» WHAT YOU ARE ASKED TO DO
Every entry must be echoed exactly.

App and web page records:
....
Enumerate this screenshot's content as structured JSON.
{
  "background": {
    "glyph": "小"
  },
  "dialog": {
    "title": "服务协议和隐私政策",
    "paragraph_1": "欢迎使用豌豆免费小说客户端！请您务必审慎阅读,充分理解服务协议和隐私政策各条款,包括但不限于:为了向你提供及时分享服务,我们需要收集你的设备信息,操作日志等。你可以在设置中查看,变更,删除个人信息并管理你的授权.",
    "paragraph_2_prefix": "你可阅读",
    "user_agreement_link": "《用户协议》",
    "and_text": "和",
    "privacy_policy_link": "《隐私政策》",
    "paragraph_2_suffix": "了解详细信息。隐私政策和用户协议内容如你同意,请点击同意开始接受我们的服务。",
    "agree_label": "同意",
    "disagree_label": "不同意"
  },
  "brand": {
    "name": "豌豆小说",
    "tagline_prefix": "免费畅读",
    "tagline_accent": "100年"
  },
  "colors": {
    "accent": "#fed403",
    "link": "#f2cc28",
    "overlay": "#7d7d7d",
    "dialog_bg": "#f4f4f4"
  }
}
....
» SOLUTION FOR THIS EXERCISE
Enumerate this screenshot's content as structured JSON.
{
  "background": {
    "glyph": "小"
  },
  "dialog": {
    "title": "服务协议和隐私政策",
    "paragraph_1": "欢迎使用豌豆免费小说客户端！请您务必审慎阅读,充分理解服务协议和隐私政策各条款,包括但不限于:为了向你提供及时分享服务,我们需要收集你的设备信息,操作日志等。你可以在设置中查看,变更,删除个人信息并管理你的授权.",
    "paragraph_2_prefix": "你可阅读",
    "user_agreement_link": "《用户协议》",
    "and_text": "和",
    "privacy_policy_link": "《隐私政策》",
    "paragraph_2_suffix": "了解详细信息。隐私政策和用户协议内容如你同意,请点击同意开始接受我们的服务。",
    "agree_label": "同意",
    "disagree_label": "不同意"
  },
  "brand": {
    "name": "豌豆小说",
    "tagline_prefix": "免费畅读",
    "tagline_accent": "100年"
  },
  "colors": {
    "accent": "#fed403",
    "link": "#f2cc28",
    "overlay": "#7d7d7d",
    "dialog_bg": "#f4f4f4"
  }
}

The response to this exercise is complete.